(Records from a data collection)

____________

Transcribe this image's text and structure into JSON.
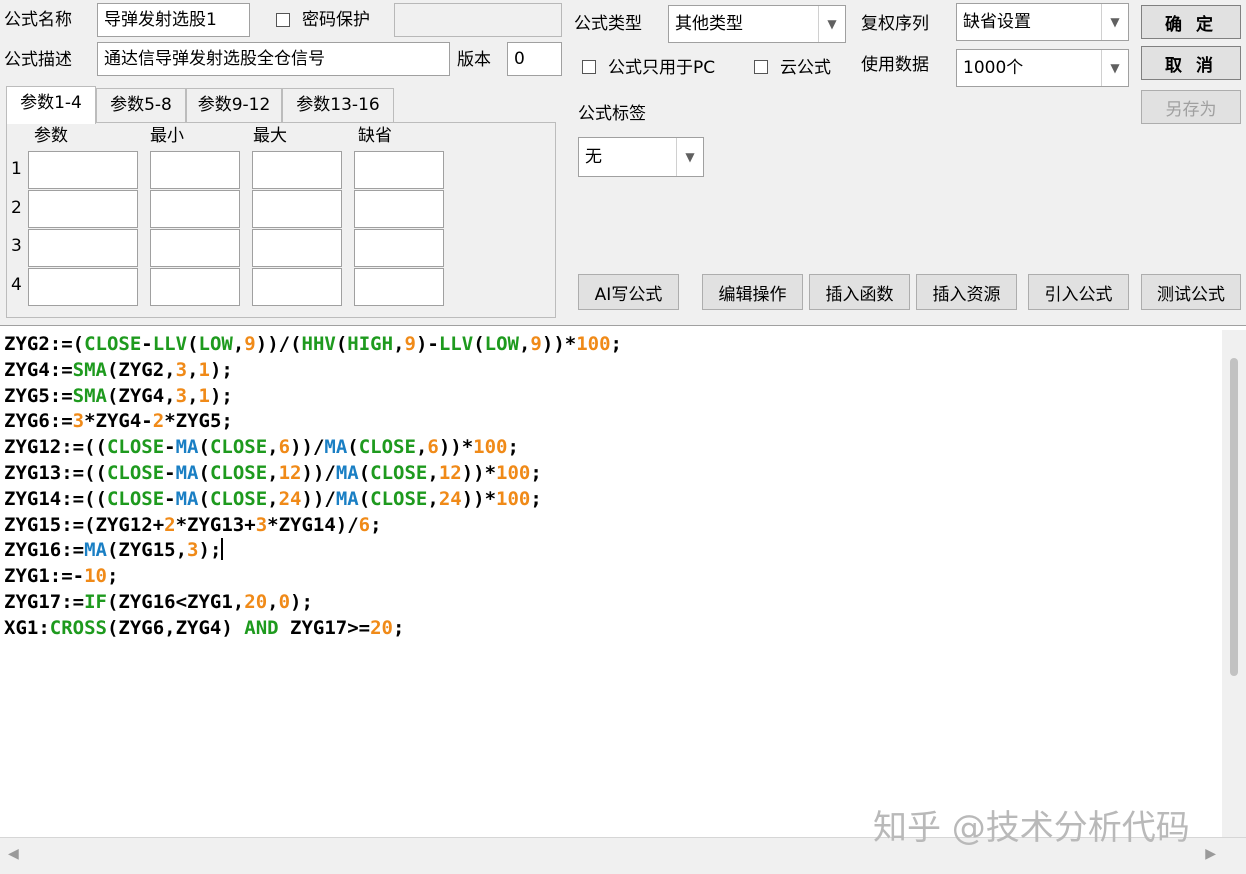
{
  "top": {
    "name_label": "公式名称",
    "name_value": "导弹发射选股1",
    "password_label": "密码保护",
    "desc_label": "公式描述",
    "desc_value": "通达信导弹发射选股全仓信号",
    "version_label": "版本",
    "version_value": "0",
    "type_label": "公式类型",
    "type_value": "其他类型",
    "rights_label": "复权序列",
    "rights_value": "缺省设置",
    "pc_only_label": "公式只用于PC",
    "cloud_label": "云公式",
    "data_label": "使用数据",
    "data_value": "1000个",
    "tag_label": "公式标签",
    "tag_value": "无"
  },
  "buttons": {
    "ok": "确 定",
    "cancel": "取 消",
    "save_as": "另存为",
    "ai": "AI写公式",
    "edit": "编辑操作",
    "insert_func": "插入函数",
    "insert_res": "插入资源",
    "import": "引入公式",
    "test": "测试公式"
  },
  "params": {
    "tabs": [
      "参数1-4",
      "参数5-8",
      "参数9-12",
      "参数13-16"
    ],
    "headers": [
      "参数",
      "最小",
      "最大",
      "缺省"
    ],
    "rows": [
      "1",
      "2",
      "3",
      "4"
    ]
  },
  "code": [
    [
      [
        "ZYG2:=(",
        "black"
      ],
      [
        "CLOSE",
        "green"
      ],
      [
        "-",
        "black"
      ],
      [
        "LLV",
        "green"
      ],
      [
        "(",
        "black"
      ],
      [
        "LOW",
        "green"
      ],
      [
        ",",
        "black"
      ],
      [
        "9",
        "orange"
      ],
      [
        "))/(",
        "black"
      ],
      [
        "HHV",
        "green"
      ],
      [
        "(",
        "black"
      ],
      [
        "HIGH",
        "green"
      ],
      [
        ",",
        "black"
      ],
      [
        "9",
        "orange"
      ],
      [
        ")-",
        "black"
      ],
      [
        "LLV",
        "green"
      ],
      [
        "(",
        "black"
      ],
      [
        "LOW",
        "green"
      ],
      [
        ",",
        "black"
      ],
      [
        "9",
        "orange"
      ],
      [
        "))*",
        "black"
      ],
      [
        "100",
        "orange"
      ],
      [
        ";",
        "black"
      ]
    ],
    [
      [
        "ZYG4:=",
        "black"
      ],
      [
        "SMA",
        "green"
      ],
      [
        "(ZYG2,",
        "black"
      ],
      [
        "3",
        "orange"
      ],
      [
        ",",
        "black"
      ],
      [
        "1",
        "orange"
      ],
      [
        ");",
        "black"
      ]
    ],
    [
      [
        "ZYG5:=",
        "black"
      ],
      [
        "SMA",
        "green"
      ],
      [
        "(ZYG4,",
        "black"
      ],
      [
        "3",
        "orange"
      ],
      [
        ",",
        "black"
      ],
      [
        "1",
        "orange"
      ],
      [
        ");",
        "black"
      ]
    ],
    [
      [
        "ZYG6:=",
        "black"
      ],
      [
        "3",
        "orange"
      ],
      [
        "*ZYG4-",
        "black"
      ],
      [
        "2",
        "orange"
      ],
      [
        "*ZYG5;",
        "black"
      ]
    ],
    [
      [
        "ZYG12:=((",
        "black"
      ],
      [
        "CLOSE",
        "green"
      ],
      [
        "-",
        "black"
      ],
      [
        "MA",
        "blue"
      ],
      [
        "(",
        "black"
      ],
      [
        "CLOSE",
        "green"
      ],
      [
        ",",
        "black"
      ],
      [
        "6",
        "orange"
      ],
      [
        "))/",
        "black"
      ],
      [
        "MA",
        "blue"
      ],
      [
        "(",
        "black"
      ],
      [
        "CLOSE",
        "green"
      ],
      [
        ",",
        "black"
      ],
      [
        "6",
        "orange"
      ],
      [
        "))*",
        "black"
      ],
      [
        "100",
        "orange"
      ],
      [
        ";",
        "black"
      ]
    ],
    [
      [
        "ZYG13:=((",
        "black"
      ],
      [
        "CLOSE",
        "green"
      ],
      [
        "-",
        "black"
      ],
      [
        "MA",
        "blue"
      ],
      [
        "(",
        "black"
      ],
      [
        "CLOSE",
        "green"
      ],
      [
        ",",
        "black"
      ],
      [
        "12",
        "orange"
      ],
      [
        "))/",
        "black"
      ],
      [
        "MA",
        "blue"
      ],
      [
        "(",
        "black"
      ],
      [
        "CLOSE",
        "green"
      ],
      [
        ",",
        "black"
      ],
      [
        "12",
        "orange"
      ],
      [
        "))*",
        "black"
      ],
      [
        "100",
        "orange"
      ],
      [
        ";",
        "black"
      ]
    ],
    [
      [
        "ZYG14:=((",
        "black"
      ],
      [
        "CLOSE",
        "green"
      ],
      [
        "-",
        "black"
      ],
      [
        "MA",
        "blue"
      ],
      [
        "(",
        "black"
      ],
      [
        "CLOSE",
        "green"
      ],
      [
        ",",
        "black"
      ],
      [
        "24",
        "orange"
      ],
      [
        "))/",
        "black"
      ],
      [
        "MA",
        "blue"
      ],
      [
        "(",
        "black"
      ],
      [
        "CLOSE",
        "green"
      ],
      [
        ",",
        "black"
      ],
      [
        "24",
        "orange"
      ],
      [
        "))*",
        "black"
      ],
      [
        "100",
        "orange"
      ],
      [
        ";",
        "black"
      ]
    ],
    [
      [
        "ZYG15:=(ZYG12+",
        "black"
      ],
      [
        "2",
        "orange"
      ],
      [
        "*ZYG13+",
        "black"
      ],
      [
        "3",
        "orange"
      ],
      [
        "*ZYG14)/",
        "black"
      ],
      [
        "6",
        "orange"
      ],
      [
        ";",
        "black"
      ]
    ],
    [
      [
        "ZYG16:=",
        "black"
      ],
      [
        "MA",
        "blue"
      ],
      [
        "(ZYG15,",
        "black"
      ],
      [
        "3",
        "orange"
      ],
      [
        ");",
        "black"
      ]
    ],
    [
      [
        "ZYG1:=-",
        "black"
      ],
      [
        "10",
        "orange"
      ],
      [
        ";",
        "black"
      ]
    ],
    [
      [
        "ZYG17:=",
        "black"
      ],
      [
        "IF",
        "green"
      ],
      [
        "(ZYG16<ZYG1,",
        "black"
      ],
      [
        "20",
        "orange"
      ],
      [
        ",",
        "black"
      ],
      [
        "0",
        "orange"
      ],
      [
        ");",
        "black"
      ]
    ],
    [
      [
        "XG1:",
        "black"
      ],
      [
        "CROSS",
        "green"
      ],
      [
        "(ZYG6,ZYG4) ",
        "black"
      ],
      [
        "AND",
        "green"
      ],
      [
        " ZYG17>=",
        "black"
      ],
      [
        "20",
        "orange"
      ],
      [
        ";",
        "black"
      ]
    ]
  ],
  "watermark": "知乎 @技术分析代码",
  "icons": {
    "combo_arrow": "chevron-down-icon",
    "scroll_left": "triangle-left-icon",
    "scroll_right": "triangle-right-icon"
  }
}
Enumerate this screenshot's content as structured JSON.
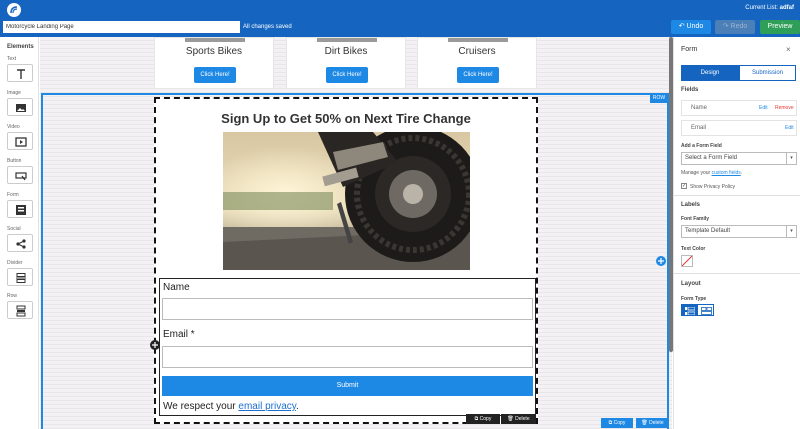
{
  "topbar": {
    "current_list_label": "Current List:",
    "current_list_value": "adfaf",
    "page_title_value": "Motorcycle Landing Page",
    "save_status": "All changes saved",
    "undo_label": "Undo",
    "redo_label": "Redo",
    "preview_label": "Preview"
  },
  "sidebar": {
    "title": "Elements",
    "items": [
      {
        "label": "Text",
        "icon": "text-icon"
      },
      {
        "label": "Image",
        "icon": "image-icon"
      },
      {
        "label": "Video",
        "icon": "video-icon"
      },
      {
        "label": "Button",
        "icon": "button-icon"
      },
      {
        "label": "Form",
        "icon": "form-icon"
      },
      {
        "label": "Social",
        "icon": "share-icon"
      },
      {
        "label": "Divider",
        "icon": "divider-icon"
      },
      {
        "label": "Row",
        "icon": "row-icon"
      }
    ]
  },
  "canvas": {
    "categories": [
      {
        "name": "Sports Bikes",
        "button": "Click Here!"
      },
      {
        "name": "Dirt Bikes",
        "button": "Click Here!"
      },
      {
        "name": "Cruisers",
        "button": "Click Here!"
      }
    ],
    "row_badge": "ROW",
    "row_copy": "Copy",
    "row_delete": "Delete",
    "form": {
      "heading": "Sign Up to Get 50% on Next Tire Change",
      "name_label": "Name",
      "email_label": "Email *",
      "submit_label": "Submit",
      "privacy_prefix": "We respect your ",
      "privacy_link": "email privacy",
      "privacy_suffix": "."
    },
    "section_copy": "Copy",
    "section_delete": "Delete"
  },
  "panel": {
    "title": "Form",
    "close": "×",
    "tab_design": "Design",
    "tab_submission": "Submission",
    "fields_heading": "Fields",
    "fields": [
      {
        "name": "Name",
        "edit": "Edit",
        "remove": "Remove"
      },
      {
        "name": "Email",
        "edit": "Edit"
      }
    ],
    "add_field_label": "Add a Form Field",
    "add_field_value": "Select a Form Field",
    "manage_prefix": "Manage your ",
    "manage_link": "custom fields",
    "manage_suffix": ".",
    "privacy_checkbox": "Show Privacy Policy",
    "privacy_checked": true,
    "labels_heading": "Labels",
    "font_family_label": "Font Family",
    "font_family_value": "Template Default",
    "text_color_label": "Text Color",
    "layout_heading": "Layout",
    "form_type_label": "Form Type"
  },
  "colors": {
    "topbar": "#1565c0",
    "accent": "#1e88e5",
    "preview": "#2e9e58"
  }
}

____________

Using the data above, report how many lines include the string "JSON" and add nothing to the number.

### REPLY TO THE TASK:
2